** The input follows **
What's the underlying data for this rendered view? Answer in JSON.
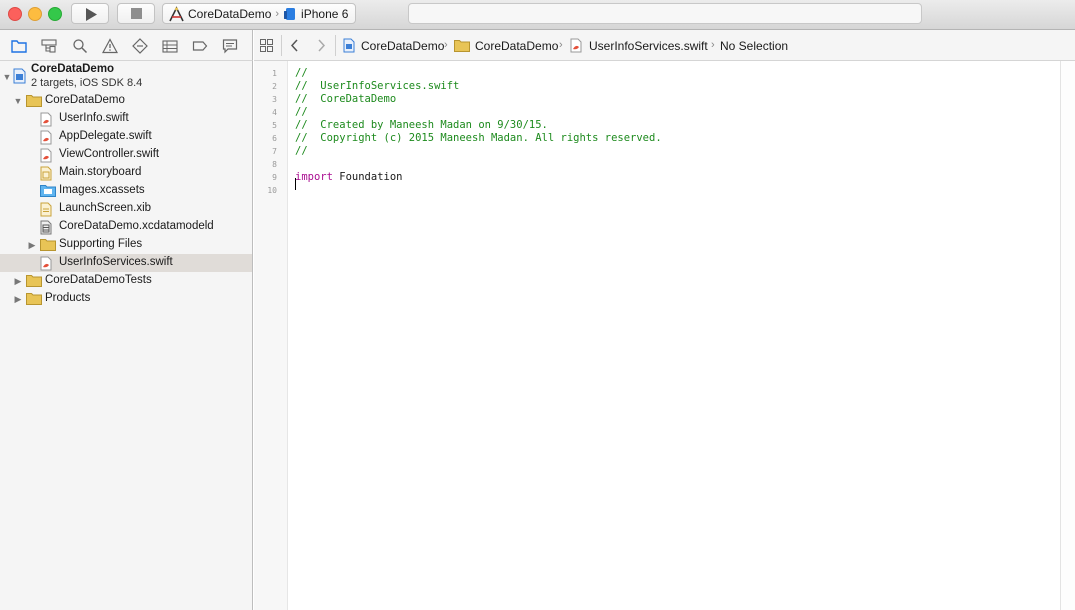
{
  "window": {
    "scheme_name": "CoreDataDemo",
    "destination": "iPhone 6",
    "activity_text": ""
  },
  "navigator": {
    "project": {
      "name": "CoreDataDemo",
      "subtitle": "2 targets, iOS SDK 8.4"
    },
    "items": [
      {
        "label": "CoreDataDemo",
        "type": "folder",
        "level": 1,
        "disclosure": "open"
      },
      {
        "label": "UserInfo.swift",
        "type": "swift",
        "level": 2
      },
      {
        "label": "AppDelegate.swift",
        "type": "swift",
        "level": 2
      },
      {
        "label": "ViewController.swift",
        "type": "swift",
        "level": 2
      },
      {
        "label": "Main.storyboard",
        "type": "storyboard",
        "level": 2
      },
      {
        "label": "Images.xcassets",
        "type": "xcassets",
        "level": 2
      },
      {
        "label": "LaunchScreen.xib",
        "type": "xib",
        "level": 2
      },
      {
        "label": "CoreDataDemo.xcdatamodeld",
        "type": "datamodel",
        "level": 2
      },
      {
        "label": "Supporting Files",
        "type": "folder",
        "level": 2,
        "disclosure": "closed"
      },
      {
        "label": "UserInfoServices.swift",
        "type": "swift",
        "level": 2,
        "selected": true
      },
      {
        "label": "CoreDataDemoTests",
        "type": "folder",
        "level": 1,
        "disclosure": "closed"
      },
      {
        "label": "Products",
        "type": "folder",
        "level": 1,
        "disclosure": "closed"
      }
    ]
  },
  "jumpbar": {
    "project": "CoreDataDemo",
    "group": "CoreDataDemo",
    "file": "UserInfoServices.swift",
    "symbol": "No Selection"
  },
  "editor": {
    "lines": [
      {
        "n": "1",
        "text": "//",
        "kind": "comment"
      },
      {
        "n": "2",
        "text": "//  UserInfoServices.swift",
        "kind": "comment"
      },
      {
        "n": "3",
        "text": "//  CoreDataDemo",
        "kind": "comment"
      },
      {
        "n": "4",
        "text": "//",
        "kind": "comment"
      },
      {
        "n": "5",
        "text": "//  Created by Maneesh Madan on 9/30/15.",
        "kind": "comment"
      },
      {
        "n": "6",
        "text": "//  Copyright (c) 2015 Maneesh Madan. All rights reserved.",
        "kind": "comment"
      },
      {
        "n": "7",
        "text": "//",
        "kind": "comment"
      },
      {
        "n": "8",
        "text": "",
        "kind": "plain"
      },
      {
        "n": "9",
        "keyword": "import",
        "text": " Foundation",
        "kind": "import"
      },
      {
        "n": "10",
        "text": "",
        "kind": "plain"
      }
    ]
  },
  "colors": {
    "comment": "#1d8a1d",
    "keyword": "#aa0d91",
    "folder": "#e8c456",
    "swift": "#e4503a"
  }
}
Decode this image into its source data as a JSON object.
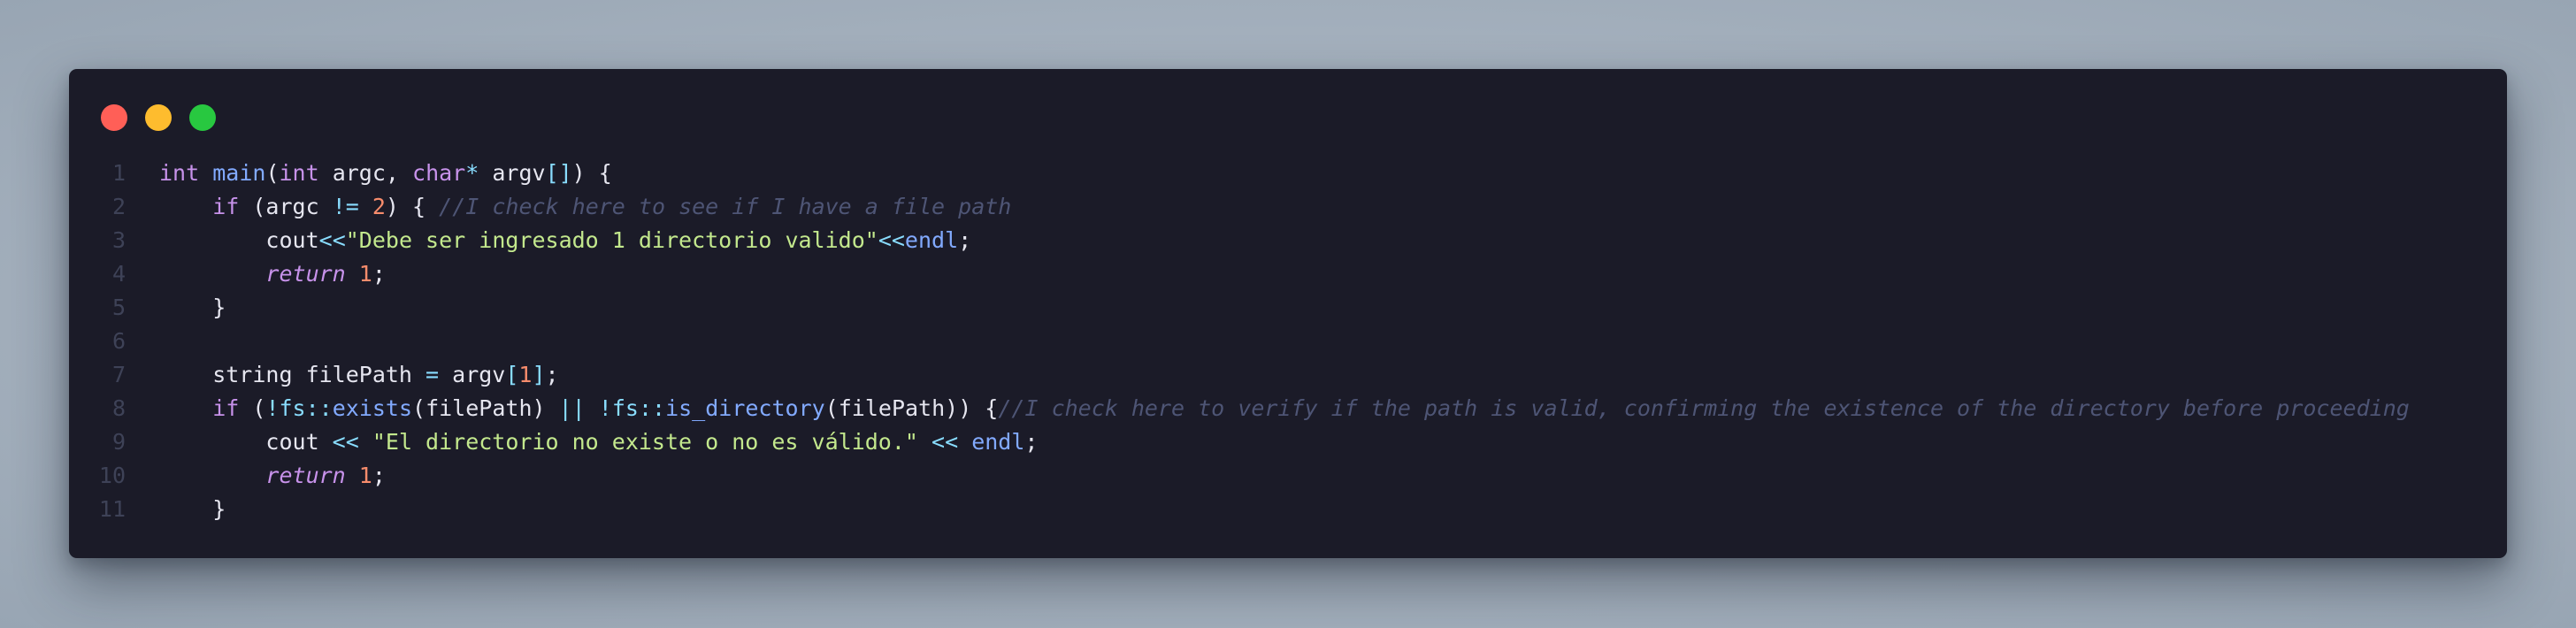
{
  "window": {
    "controls": [
      {
        "name": "close",
        "color": "#ff5f57"
      },
      {
        "name": "minimize",
        "color": "#febc2e"
      },
      {
        "name": "maximize",
        "color": "#28c840"
      }
    ]
  },
  "editor": {
    "language": "cpp",
    "line_numbers": [
      "1",
      "2",
      "3",
      "4",
      "5",
      "6",
      "7",
      "8",
      "9",
      "10",
      "11"
    ],
    "lines": [
      {
        "tokens": [
          {
            "t": "int",
            "c": "kw"
          },
          {
            "t": " ",
            "c": "pl"
          },
          {
            "t": "main",
            "c": "fn"
          },
          {
            "t": "(",
            "c": "pl"
          },
          {
            "t": "int",
            "c": "kw"
          },
          {
            "t": " argc, ",
            "c": "pl"
          },
          {
            "t": "char",
            "c": "kw"
          },
          {
            "t": "*",
            "c": "op"
          },
          {
            "t": " argv",
            "c": "pl"
          },
          {
            "t": "[]",
            "c": "op"
          },
          {
            "t": ") {",
            "c": "pl"
          }
        ]
      },
      {
        "tokens": [
          {
            "t": "    ",
            "c": "pl"
          },
          {
            "t": "if",
            "c": "kw"
          },
          {
            "t": " (argc ",
            "c": "pl"
          },
          {
            "t": "!=",
            "c": "op"
          },
          {
            "t": " ",
            "c": "pl"
          },
          {
            "t": "2",
            "c": "num"
          },
          {
            "t": ") { ",
            "c": "pl"
          },
          {
            "t": "//I check here to see if I have a file path",
            "c": "cmt"
          }
        ]
      },
      {
        "tokens": [
          {
            "t": "        ",
            "c": "pl"
          },
          {
            "t": "cout",
            "c": "pl"
          },
          {
            "t": "<<",
            "c": "op"
          },
          {
            "t": "\"Debe ser ingresado 1 directorio valido\"",
            "c": "str"
          },
          {
            "t": "<<",
            "c": "op"
          },
          {
            "t": "endl",
            "c": "fn"
          },
          {
            "t": ";",
            "c": "pl"
          }
        ]
      },
      {
        "tokens": [
          {
            "t": "        ",
            "c": "pl"
          },
          {
            "t": "return",
            "c": "ret"
          },
          {
            "t": " ",
            "c": "pl"
          },
          {
            "t": "1",
            "c": "num"
          },
          {
            "t": ";",
            "c": "pl"
          }
        ]
      },
      {
        "tokens": [
          {
            "t": "    }",
            "c": "pl"
          }
        ]
      },
      {
        "tokens": []
      },
      {
        "tokens": [
          {
            "t": "    string filePath ",
            "c": "pl"
          },
          {
            "t": "=",
            "c": "op"
          },
          {
            "t": " argv",
            "c": "pl"
          },
          {
            "t": "[",
            "c": "op"
          },
          {
            "t": "1",
            "c": "num"
          },
          {
            "t": "]",
            "c": "op"
          },
          {
            "t": ";",
            "c": "pl"
          }
        ]
      },
      {
        "tokens": [
          {
            "t": "    ",
            "c": "pl"
          },
          {
            "t": "if",
            "c": "kw"
          },
          {
            "t": " (",
            "c": "pl"
          },
          {
            "t": "!",
            "c": "op"
          },
          {
            "t": "fs",
            "c": "ns"
          },
          {
            "t": "::",
            "c": "op"
          },
          {
            "t": "exists",
            "c": "fn"
          },
          {
            "t": "(filePath) ",
            "c": "pl"
          },
          {
            "t": "||",
            "c": "op"
          },
          {
            "t": " ",
            "c": "pl"
          },
          {
            "t": "!",
            "c": "op"
          },
          {
            "t": "fs",
            "c": "ns"
          },
          {
            "t": "::",
            "c": "op"
          },
          {
            "t": "is_directory",
            "c": "fn"
          },
          {
            "t": "(filePath)) {",
            "c": "pl"
          },
          {
            "t": "//I check here to verify if the path is valid, confirming the existence of the directory before proceeding",
            "c": "cmt"
          }
        ]
      },
      {
        "tokens": [
          {
            "t": "        cout ",
            "c": "pl"
          },
          {
            "t": "<<",
            "c": "op"
          },
          {
            "t": " ",
            "c": "pl"
          },
          {
            "t": "\"El directorio no existe o no es válido.\"",
            "c": "str"
          },
          {
            "t": " ",
            "c": "pl"
          },
          {
            "t": "<<",
            "c": "op"
          },
          {
            "t": " ",
            "c": "pl"
          },
          {
            "t": "endl",
            "c": "fn"
          },
          {
            "t": ";",
            "c": "pl"
          }
        ]
      },
      {
        "tokens": [
          {
            "t": "        ",
            "c": "pl"
          },
          {
            "t": "return",
            "c": "ret"
          },
          {
            "t": " ",
            "c": "pl"
          },
          {
            "t": "1",
            "c": "num"
          },
          {
            "t": ";",
            "c": "pl"
          }
        ]
      },
      {
        "tokens": [
          {
            "t": "    }",
            "c": "pl"
          }
        ]
      }
    ]
  }
}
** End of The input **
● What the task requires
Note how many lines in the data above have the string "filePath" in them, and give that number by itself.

● Response for this exercise
3